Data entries
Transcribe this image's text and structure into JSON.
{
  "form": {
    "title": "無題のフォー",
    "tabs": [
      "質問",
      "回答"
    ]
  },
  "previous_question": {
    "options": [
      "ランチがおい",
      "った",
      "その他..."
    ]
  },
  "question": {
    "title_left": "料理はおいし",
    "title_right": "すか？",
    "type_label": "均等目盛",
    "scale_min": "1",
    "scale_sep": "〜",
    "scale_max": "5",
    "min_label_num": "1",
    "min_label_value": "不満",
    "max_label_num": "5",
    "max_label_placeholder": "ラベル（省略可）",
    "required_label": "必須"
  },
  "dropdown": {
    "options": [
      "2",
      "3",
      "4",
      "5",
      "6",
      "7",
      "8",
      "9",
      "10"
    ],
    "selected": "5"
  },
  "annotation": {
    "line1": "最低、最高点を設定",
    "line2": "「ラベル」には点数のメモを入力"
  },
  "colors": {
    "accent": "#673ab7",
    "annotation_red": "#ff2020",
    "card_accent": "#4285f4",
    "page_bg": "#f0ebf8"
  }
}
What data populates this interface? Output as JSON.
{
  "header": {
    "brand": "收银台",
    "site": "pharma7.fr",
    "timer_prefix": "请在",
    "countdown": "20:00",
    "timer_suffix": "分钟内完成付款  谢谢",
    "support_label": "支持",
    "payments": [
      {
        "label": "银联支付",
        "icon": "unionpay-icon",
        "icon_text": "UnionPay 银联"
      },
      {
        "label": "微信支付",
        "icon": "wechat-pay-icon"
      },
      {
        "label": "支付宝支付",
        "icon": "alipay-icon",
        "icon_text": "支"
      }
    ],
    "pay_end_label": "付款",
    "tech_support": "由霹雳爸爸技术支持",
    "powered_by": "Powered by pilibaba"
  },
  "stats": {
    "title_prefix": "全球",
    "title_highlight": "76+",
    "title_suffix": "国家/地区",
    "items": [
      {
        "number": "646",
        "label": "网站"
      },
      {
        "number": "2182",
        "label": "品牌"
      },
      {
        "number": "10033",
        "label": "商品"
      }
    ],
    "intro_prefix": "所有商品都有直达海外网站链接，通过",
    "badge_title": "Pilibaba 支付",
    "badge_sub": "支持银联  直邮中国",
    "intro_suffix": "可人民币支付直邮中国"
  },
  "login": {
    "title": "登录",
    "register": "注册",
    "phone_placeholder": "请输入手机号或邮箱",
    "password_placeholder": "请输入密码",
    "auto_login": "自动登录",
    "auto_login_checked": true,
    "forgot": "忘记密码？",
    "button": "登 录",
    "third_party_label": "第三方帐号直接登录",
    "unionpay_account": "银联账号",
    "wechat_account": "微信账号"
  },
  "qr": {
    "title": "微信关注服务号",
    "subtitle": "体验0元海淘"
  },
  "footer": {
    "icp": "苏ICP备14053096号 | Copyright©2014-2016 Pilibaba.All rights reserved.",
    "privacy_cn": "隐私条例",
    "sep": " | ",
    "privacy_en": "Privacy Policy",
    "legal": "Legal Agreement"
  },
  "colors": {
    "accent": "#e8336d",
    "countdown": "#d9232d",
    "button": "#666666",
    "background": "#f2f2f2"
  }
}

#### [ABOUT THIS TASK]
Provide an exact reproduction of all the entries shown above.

#### [EXERCISE SOLUTION]
Transcribe this image's text and structure into JSON.
{
  "form": {
    "title": "無題のフォー",
    "tabs": [
      "質問",
      "回答"
    ]
  },
  "previous_question": {
    "options": [
      "ランチがおい",
      "った",
      "その他..."
    ]
  },
  "question": {
    "title_left": "料理はおいし",
    "title_right": "すか？",
    "type_label": "均等目盛",
    "scale_min": "1",
    "scale_sep": "〜",
    "scale_max": "5",
    "min_label_num": "1",
    "min_label_value": "不満",
    "max_label_num": "5",
    "max_label_placeholder": "ラベル（省略可）",
    "required_label": "必須"
  },
  "dropdown": {
    "options": [
      "2",
      "3",
      "4",
      "5",
      "6",
      "7",
      "8",
      "9",
      "10"
    ],
    "selected": "5"
  },
  "annotation": {
    "line1": "最低、最高点を設定",
    "line2": "「ラベル」には点数のメモを入力"
  },
  "colors": {
    "accent": "#673ab7",
    "annotation_red": "#ff2020",
    "card_accent": "#4285f4",
    "page_bg": "#f0ebf8"
  }
}
What data populates this interface? Output as JSON.
{
  "header": {
    "brand": "收银台",
    "site": "pharma7.fr",
    "timer_prefix": "请在",
    "countdown": "20:00",
    "timer_suffix": "分钟内完成付款  谢谢",
    "support_label": "支持",
    "payments": [
      {
        "label": "银联支付",
        "icon": "unionpay-icon",
        "icon_text": "UnionPay 银联"
      },
      {
        "label": "微信支付",
        "icon": "wechat-pay-icon"
      },
      {
        "label": "支付宝支付",
        "icon": "alipay-icon",
        "icon_text": "支"
      }
    ],
    "pay_end_label": "付款",
    "tech_support": "由霹雳爸爸技术支持",
    "powered_by": "Powered by pilibaba"
  },
  "stats": {
    "title_prefix": "全球",
    "title_highlight": "76+",
    "title_suffix": "国家/地区",
    "items": [
      {
        "number": "646",
        "label": "网站"
      },
      {
        "number": "2182",
        "label": "品牌"
      },
      {
        "number": "10033",
        "label": "商品"
      }
    ],
    "intro_prefix": "所有商品都有直达海外网站链接，通过",
    "badge_title": "Pilibaba 支付",
    "badge_sub": "支持银联  直邮中国",
    "intro_suffix": "可人民币支付直邮中国"
  },
  "login": {
    "title": "登录",
    "register": "注册",
    "phone_placeholder": "请输入手机号或邮箱",
    "password_placeholder": "请输入密码",
    "auto_login": "自动登录",
    "auto_login_checked": true,
    "forgot": "忘记密码？",
    "button": "登 录",
    "third_party_label": "第三方帐号直接登录",
    "unionpay_account": "银联账号",
    "wechat_account": "微信账号"
  },
  "qr": {
    "title": "微信关注服务号",
    "subtitle": "体验0元海淘"
  },
  "footer": {
    "icp": "苏ICP备14053096号 | Copyright©2014-2016 Pilibaba.All rights reserved.",
    "privacy_cn": "隐私条例",
    "sep": " | ",
    "privacy_en": "Privacy Policy",
    "legal": "Legal Agreement"
  },
  "colors": {
    "accent": "#e8336d",
    "countdown": "#d9232d",
    "button": "#666666",
    "background": "#f2f2f2"
  }
}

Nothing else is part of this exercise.